• [DIRECTIONS FOR THIS TASK] Word for word, output the data, with none of its pictures.

===== DATASET RECORDS =====

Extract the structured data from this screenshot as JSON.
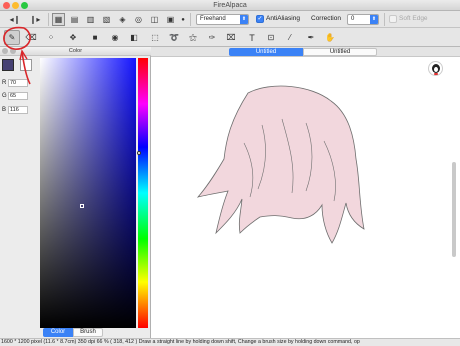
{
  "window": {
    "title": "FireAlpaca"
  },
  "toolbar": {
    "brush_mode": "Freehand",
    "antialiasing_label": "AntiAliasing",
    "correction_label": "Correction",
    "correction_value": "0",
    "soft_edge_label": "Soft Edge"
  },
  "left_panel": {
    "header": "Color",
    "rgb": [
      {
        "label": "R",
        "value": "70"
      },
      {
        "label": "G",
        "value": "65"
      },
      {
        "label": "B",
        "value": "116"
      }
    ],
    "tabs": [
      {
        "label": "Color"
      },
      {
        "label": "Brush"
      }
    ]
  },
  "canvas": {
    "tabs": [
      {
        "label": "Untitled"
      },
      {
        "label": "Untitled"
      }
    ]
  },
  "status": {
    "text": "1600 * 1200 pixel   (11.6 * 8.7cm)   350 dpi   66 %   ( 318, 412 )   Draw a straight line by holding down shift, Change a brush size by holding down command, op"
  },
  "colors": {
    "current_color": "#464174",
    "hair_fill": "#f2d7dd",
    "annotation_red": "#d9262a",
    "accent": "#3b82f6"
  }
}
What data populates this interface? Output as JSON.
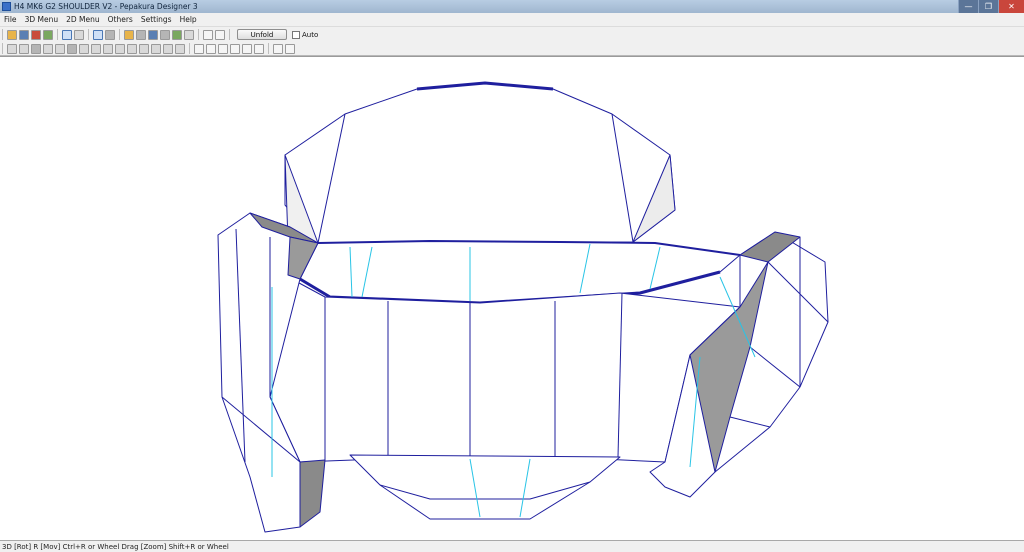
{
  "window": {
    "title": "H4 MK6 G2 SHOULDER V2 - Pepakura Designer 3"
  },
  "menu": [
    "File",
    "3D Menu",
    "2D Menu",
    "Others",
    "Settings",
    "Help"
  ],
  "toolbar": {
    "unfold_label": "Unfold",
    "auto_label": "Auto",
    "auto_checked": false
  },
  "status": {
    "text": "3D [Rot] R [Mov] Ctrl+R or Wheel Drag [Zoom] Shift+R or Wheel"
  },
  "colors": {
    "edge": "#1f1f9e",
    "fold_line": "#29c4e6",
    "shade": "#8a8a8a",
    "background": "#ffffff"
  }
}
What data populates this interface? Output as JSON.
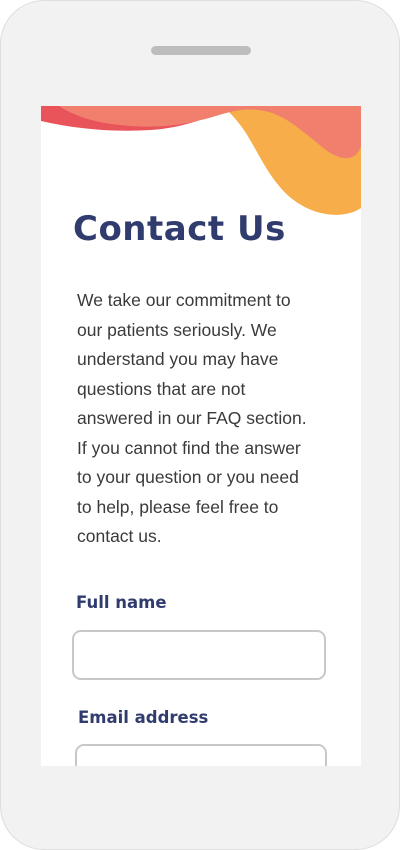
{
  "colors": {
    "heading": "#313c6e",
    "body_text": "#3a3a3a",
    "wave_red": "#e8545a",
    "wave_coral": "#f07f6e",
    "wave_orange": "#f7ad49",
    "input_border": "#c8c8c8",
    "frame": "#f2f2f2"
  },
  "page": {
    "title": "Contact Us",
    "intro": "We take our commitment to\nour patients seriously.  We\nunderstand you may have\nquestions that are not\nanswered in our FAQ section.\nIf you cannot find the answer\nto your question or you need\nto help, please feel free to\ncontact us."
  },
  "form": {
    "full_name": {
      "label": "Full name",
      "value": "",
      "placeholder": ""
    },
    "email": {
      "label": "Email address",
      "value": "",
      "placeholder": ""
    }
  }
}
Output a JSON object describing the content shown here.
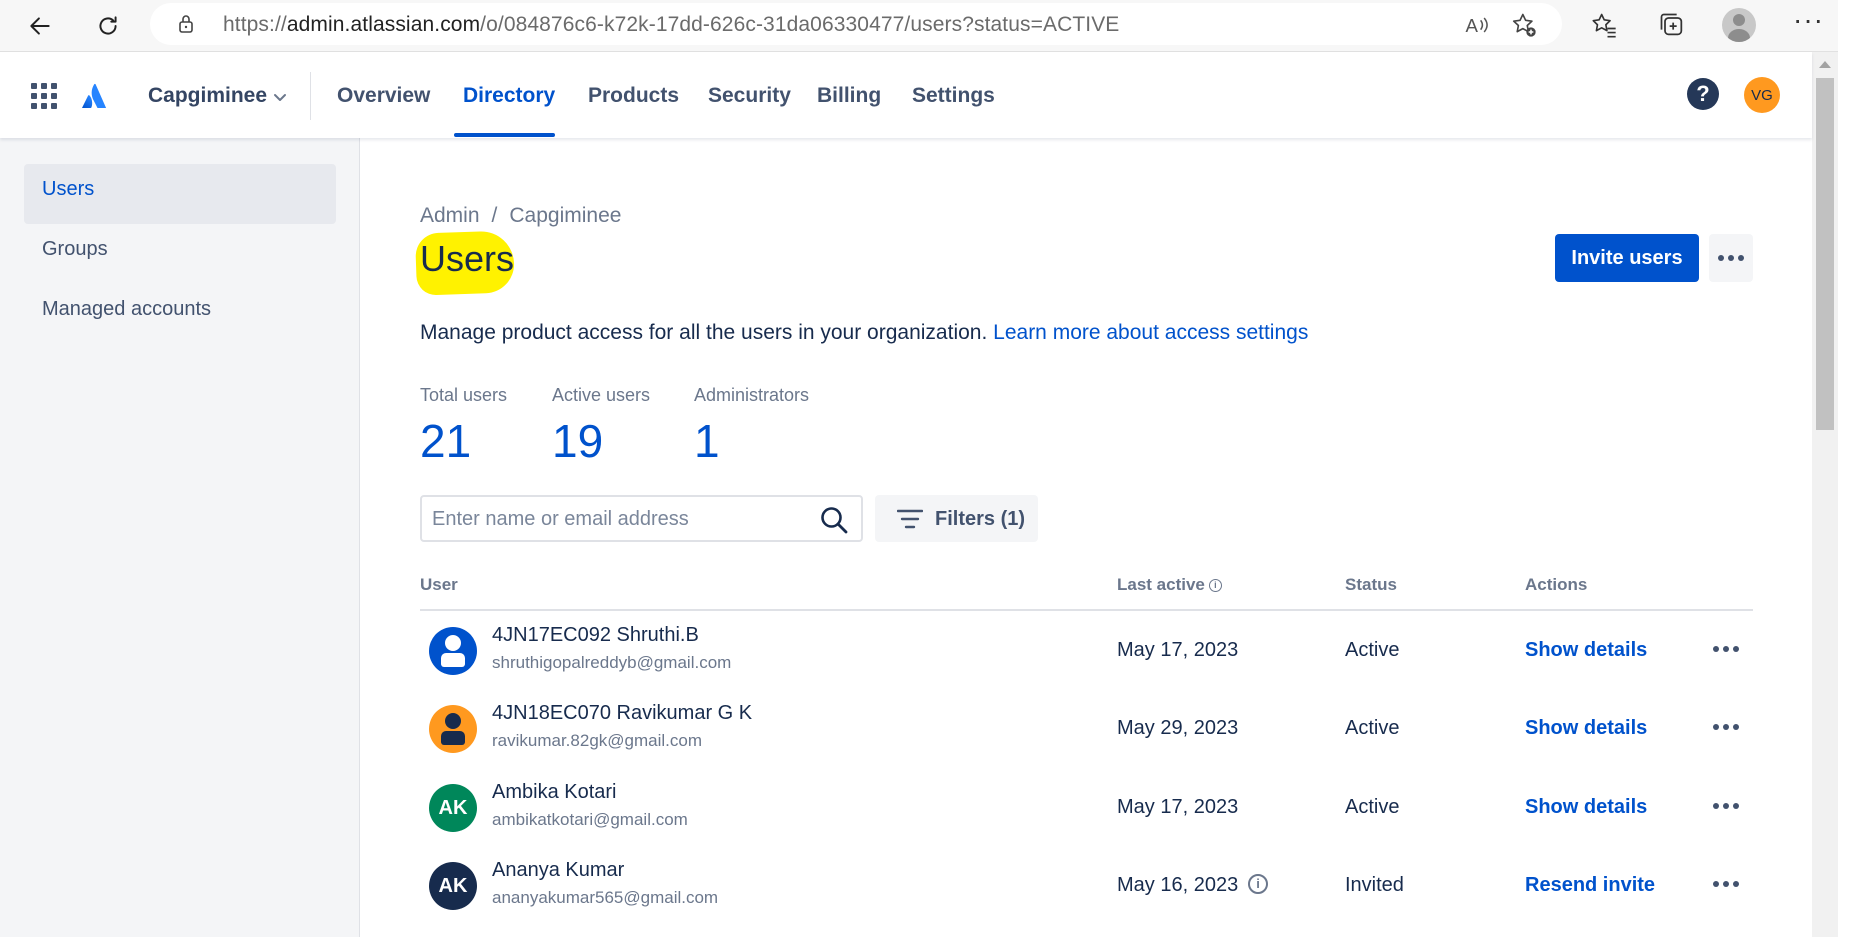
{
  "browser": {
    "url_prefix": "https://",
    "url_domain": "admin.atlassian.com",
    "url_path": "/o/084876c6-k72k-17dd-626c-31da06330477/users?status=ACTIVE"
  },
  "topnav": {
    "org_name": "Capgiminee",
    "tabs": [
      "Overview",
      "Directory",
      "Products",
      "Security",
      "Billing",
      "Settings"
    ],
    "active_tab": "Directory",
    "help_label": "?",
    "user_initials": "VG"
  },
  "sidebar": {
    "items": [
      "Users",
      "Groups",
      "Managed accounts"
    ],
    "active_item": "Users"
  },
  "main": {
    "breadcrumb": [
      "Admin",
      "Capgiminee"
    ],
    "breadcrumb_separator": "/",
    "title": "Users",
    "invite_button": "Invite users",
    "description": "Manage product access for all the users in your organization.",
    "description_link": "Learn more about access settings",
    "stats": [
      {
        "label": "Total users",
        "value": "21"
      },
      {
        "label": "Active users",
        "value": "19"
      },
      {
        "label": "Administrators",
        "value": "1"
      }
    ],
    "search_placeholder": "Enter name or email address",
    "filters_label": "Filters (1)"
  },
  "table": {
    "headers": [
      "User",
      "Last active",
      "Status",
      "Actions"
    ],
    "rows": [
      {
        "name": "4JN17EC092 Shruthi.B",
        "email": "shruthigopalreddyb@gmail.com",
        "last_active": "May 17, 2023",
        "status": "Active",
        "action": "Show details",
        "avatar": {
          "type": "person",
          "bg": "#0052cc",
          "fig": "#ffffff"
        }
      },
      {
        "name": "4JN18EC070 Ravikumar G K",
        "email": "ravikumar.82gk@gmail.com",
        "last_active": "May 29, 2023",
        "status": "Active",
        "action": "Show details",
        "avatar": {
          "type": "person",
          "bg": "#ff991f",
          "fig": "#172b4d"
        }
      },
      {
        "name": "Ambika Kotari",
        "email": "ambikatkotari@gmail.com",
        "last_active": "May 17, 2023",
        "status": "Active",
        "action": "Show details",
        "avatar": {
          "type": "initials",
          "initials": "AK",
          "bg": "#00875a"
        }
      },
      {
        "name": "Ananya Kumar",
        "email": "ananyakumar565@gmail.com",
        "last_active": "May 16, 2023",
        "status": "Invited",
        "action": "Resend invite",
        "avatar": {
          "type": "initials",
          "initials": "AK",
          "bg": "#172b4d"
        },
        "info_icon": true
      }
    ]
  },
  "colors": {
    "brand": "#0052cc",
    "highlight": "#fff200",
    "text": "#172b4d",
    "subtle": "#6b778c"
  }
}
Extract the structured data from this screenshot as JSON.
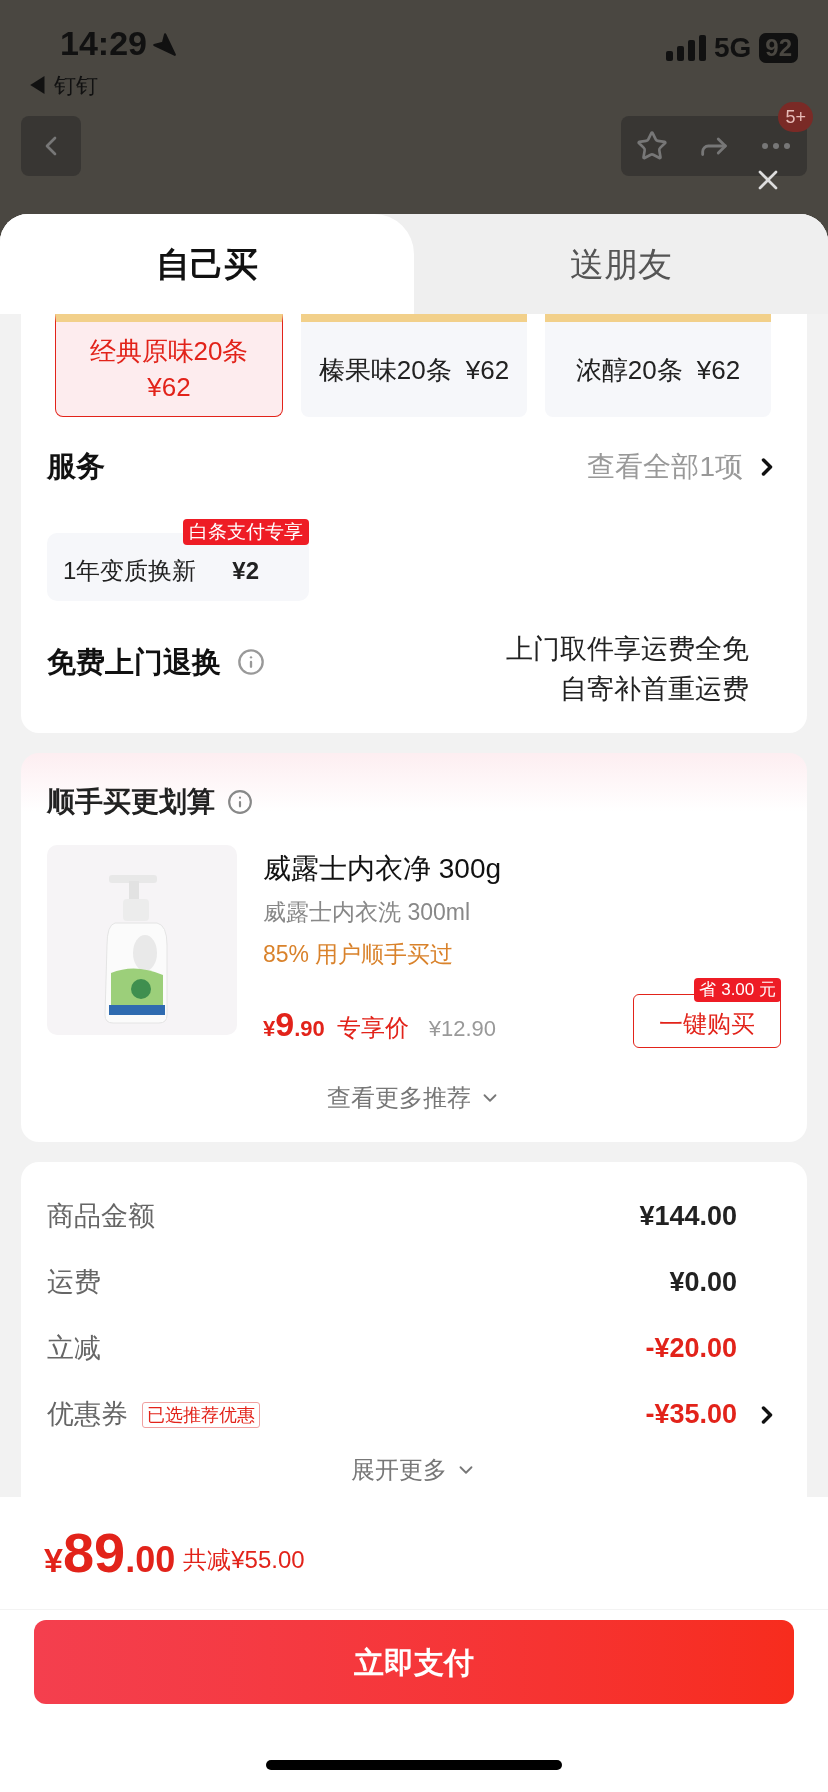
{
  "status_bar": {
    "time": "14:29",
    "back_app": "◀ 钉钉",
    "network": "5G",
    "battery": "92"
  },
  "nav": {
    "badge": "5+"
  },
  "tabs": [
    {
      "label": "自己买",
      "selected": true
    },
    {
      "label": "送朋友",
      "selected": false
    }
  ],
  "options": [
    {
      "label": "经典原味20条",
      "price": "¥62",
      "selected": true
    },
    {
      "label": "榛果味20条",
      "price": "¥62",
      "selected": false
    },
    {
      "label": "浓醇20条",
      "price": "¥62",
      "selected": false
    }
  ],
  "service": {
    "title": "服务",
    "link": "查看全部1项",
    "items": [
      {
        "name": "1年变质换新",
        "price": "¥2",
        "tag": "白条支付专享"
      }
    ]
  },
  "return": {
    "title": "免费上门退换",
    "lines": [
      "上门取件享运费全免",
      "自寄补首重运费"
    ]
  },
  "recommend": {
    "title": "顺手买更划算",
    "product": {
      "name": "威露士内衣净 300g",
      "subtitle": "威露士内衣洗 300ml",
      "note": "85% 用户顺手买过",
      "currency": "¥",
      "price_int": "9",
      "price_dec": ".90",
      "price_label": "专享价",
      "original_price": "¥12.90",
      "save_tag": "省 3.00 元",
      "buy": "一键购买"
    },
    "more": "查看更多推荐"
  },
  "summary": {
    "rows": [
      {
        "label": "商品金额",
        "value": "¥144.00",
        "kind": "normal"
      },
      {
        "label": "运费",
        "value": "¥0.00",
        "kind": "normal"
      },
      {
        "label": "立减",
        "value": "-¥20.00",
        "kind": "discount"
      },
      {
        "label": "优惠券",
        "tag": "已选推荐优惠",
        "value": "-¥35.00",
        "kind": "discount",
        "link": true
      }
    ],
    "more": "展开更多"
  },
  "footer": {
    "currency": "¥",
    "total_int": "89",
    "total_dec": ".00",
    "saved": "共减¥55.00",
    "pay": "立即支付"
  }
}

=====

• [EXPECTED ANSWER]
Extract the structured data from this screenshot as JSON.
{
  "window": {
    "title": "FireAlpaca"
  },
  "toolbar": {
    "brush_mode": "Freehand",
    "antialiasing_label": "AntiAliasing",
    "correction_label": "Correction",
    "correction_value": "0",
    "soft_edge_label": "Soft Edge"
  },
  "left_panel": {
    "header": "Color",
    "rgb": [
      {
        "label": "R",
        "value": "70"
      },
      {
        "label": "G",
        "value": "65"
      },
      {
        "label": "B",
        "value": "116"
      }
    ],
    "tabs": [
      {
        "label": "Color"
      },
      {
        "label": "Brush"
      }
    ]
  },
  "canvas": {
    "tabs": [
      {
        "label": "Untitled"
      },
      {
        "label": "Untitled"
      }
    ]
  },
  "status": {
    "text": "1600 * 1200 pixel   (11.6 * 8.7cm)   350 dpi   66 %   ( 318, 412 )   Draw a straight line by holding down shift, Change a brush size by holding down command, op"
  },
  "colors": {
    "current_color": "#464174",
    "hair_fill": "#f2d7dd",
    "annotation_red": "#d9262a",
    "accent": "#3b82f6"
  }
}
What data populates this interface? Output as JSON.
{
  "window": {
    "title": "H4 MK6 G2 SHOULDER V2 - Pepakura Designer 3"
  },
  "menu": [
    "File",
    "3D Menu",
    "2D Menu",
    "Others",
    "Settings",
    "Help"
  ],
  "toolbar": {
    "unfold_label": "Unfold",
    "auto_label": "Auto",
    "auto_checked": false
  },
  "status": {
    "text": "3D [Rot] R [Mov] Ctrl+R or Wheel Drag [Zoom] Shift+R or Wheel"
  },
  "colors": {
    "edge": "#1f1f9e",
    "fold_line": "#29c4e6",
    "shade": "#8a8a8a",
    "background": "#ffffff"
  }
}
What data populates this interface? Output as JSON.
{
  "colors": {
    "heading": "#313c6e",
    "body_text": "#3a3a3a",
    "wave_red": "#e8545a",
    "wave_coral": "#f07f6e",
    "wave_orange": "#f7ad49",
    "input_border": "#c8c8c8",
    "frame": "#f2f2f2"
  },
  "page": {
    "title": "Contact Us",
    "intro": "We take our commitment to\nour patients seriously.  We\nunderstand you may have\nquestions that are not\nanswered in our FAQ section.\nIf you cannot find the answer\nto your question or you need\nto help, please feel free to\ncontact us."
  },
  "form": {
    "full_name": {
      "label": "Full name",
      "value": "",
      "placeholder": ""
    },
    "email": {
      "label": "Email address",
      "value": "",
      "placeholder": ""
    }
  }
}
Output a JSON object describing the content shown here.
{
  "browser": {
    "url_prefix": "https://",
    "url_domain": "admin.atlassian.com",
    "url_path": "/o/084876c6-k72k-17dd-626c-31da06330477/users?status=ACTIVE"
  },
  "topnav": {
    "org_name": "Capgiminee",
    "tabs": [
      "Overview",
      "Directory",
      "Products",
      "Security",
      "Billing",
      "Settings"
    ],
    "active_tab": "Directory",
    "help_label": "?",
    "user_initials": "VG"
  },
  "sidebar": {
    "items": [
      "Users",
      "Groups",
      "Managed accounts"
    ],
    "active_item": "Users"
  },
  "main": {
    "breadcrumb": [
      "Admin",
      "Capgiminee"
    ],
    "breadcrumb_separator": "/",
    "title": "Users",
    "invite_button": "Invite users",
    "description": "Manage product access for all the users in your organization.",
    "description_link": "Learn more about access settings",
    "stats": [
      {
        "label": "Total users",
        "value": "21"
      },
      {
        "label": "Active users",
        "value": "19"
      },
      {
        "label": "Administrators",
        "value": "1"
      }
    ],
    "search_placeholder": "Enter name or email address",
    "filters_label": "Filters (1)"
  },
  "table": {
    "headers": [
      "User",
      "Last active",
      "Status",
      "Actions"
    ],
    "rows": [
      {
        "name": "4JN17EC092 Shruthi.B",
        "email": "shruthigopalreddyb@gmail.com",
        "last_active": "May 17, 2023",
        "status": "Active",
        "action": "Show details",
        "avatar": {
          "type": "person",
          "bg": "#0052cc",
          "fig": "#ffffff"
        }
      },
      {
        "name": "4JN18EC070 Ravikumar G K",
        "email": "ravikumar.82gk@gmail.com",
        "last_active": "May 29, 2023",
        "status": "Active",
        "action": "Show details",
        "avatar": {
          "type": "person",
          "bg": "#ff991f",
          "fig": "#172b4d"
        }
      },
      {
        "name": "Ambika Kotari",
        "email": "ambikatkotari@gmail.com",
        "last_active": "May 17, 2023",
        "status": "Active",
        "action": "Show details",
        "avatar": {
          "type": "initials",
          "initials": "AK",
          "bg": "#00875a"
        }
      },
      {
        "name": "Ananya Kumar",
        "email": "ananyakumar565@gmail.com",
        "last_active": "May 16, 2023",
        "status": "Invited",
        "action": "Resend invite",
        "avatar": {
          "type": "initials",
          "initials": "AK",
          "bg": "#172b4d"
        },
        "info_icon": true
      }
    ]
  },
  "colors": {
    "brand": "#0052cc",
    "highlight": "#fff200",
    "text": "#172b4d",
    "subtle": "#6b778c"
  }
}
Extract the structured data from this screenshot as JSON.
{
  "status_bar": {
    "time": "14:29",
    "back_app": "◀ 钉钉",
    "network": "5G",
    "battery": "92"
  },
  "nav": {
    "badge": "5+"
  },
  "tabs": [
    {
      "label": "自己买",
      "selected": true
    },
    {
      "label": "送朋友",
      "selected": false
    }
  ],
  "options": [
    {
      "label": "经典原味20条",
      "price": "¥62",
      "selected": true
    },
    {
      "label": "榛果味20条",
      "price": "¥62",
      "selected": false
    },
    {
      "label": "浓醇20条",
      "price": "¥62",
      "selected": false
    }
  ],
  "service": {
    "title": "服务",
    "link": "查看全部1项",
    "items": [
      {
        "name": "1年变质换新",
        "price": "¥2",
        "tag": "白条支付专享"
      }
    ]
  },
  "return": {
    "title": "免费上门退换",
    "lines": [
      "上门取件享运费全免",
      "自寄补首重运费"
    ]
  },
  "recommend": {
    "title": "顺手买更划算",
    "product": {
      "name": "威露士内衣净 300g",
      "subtitle": "威露士内衣洗 300ml",
      "note": "85% 用户顺手买过",
      "currency": "¥",
      "price_int": "9",
      "price_dec": ".90",
      "price_label": "专享价",
      "original_price": "¥12.90",
      "save_tag": "省 3.00 元",
      "buy": "一键购买"
    },
    "more": "查看更多推荐"
  },
  "summary": {
    "rows": [
      {
        "label": "商品金额",
        "value": "¥144.00",
        "kind": "normal"
      },
      {
        "label": "运费",
        "value": "¥0.00",
        "kind": "normal"
      },
      {
        "label": "立减",
        "value": "-¥20.00",
        "kind": "discount"
      },
      {
        "label": "优惠券",
        "tag": "已选推荐优惠",
        "value": "-¥35.00",
        "kind": "discount",
        "link": true
      }
    ],
    "more": "展开更多"
  },
  "footer": {
    "currency": "¥",
    "total_int": "89",
    "total_dec": ".00",
    "saved": "共减¥55.00",
    "pay": "立即支付"
  }
}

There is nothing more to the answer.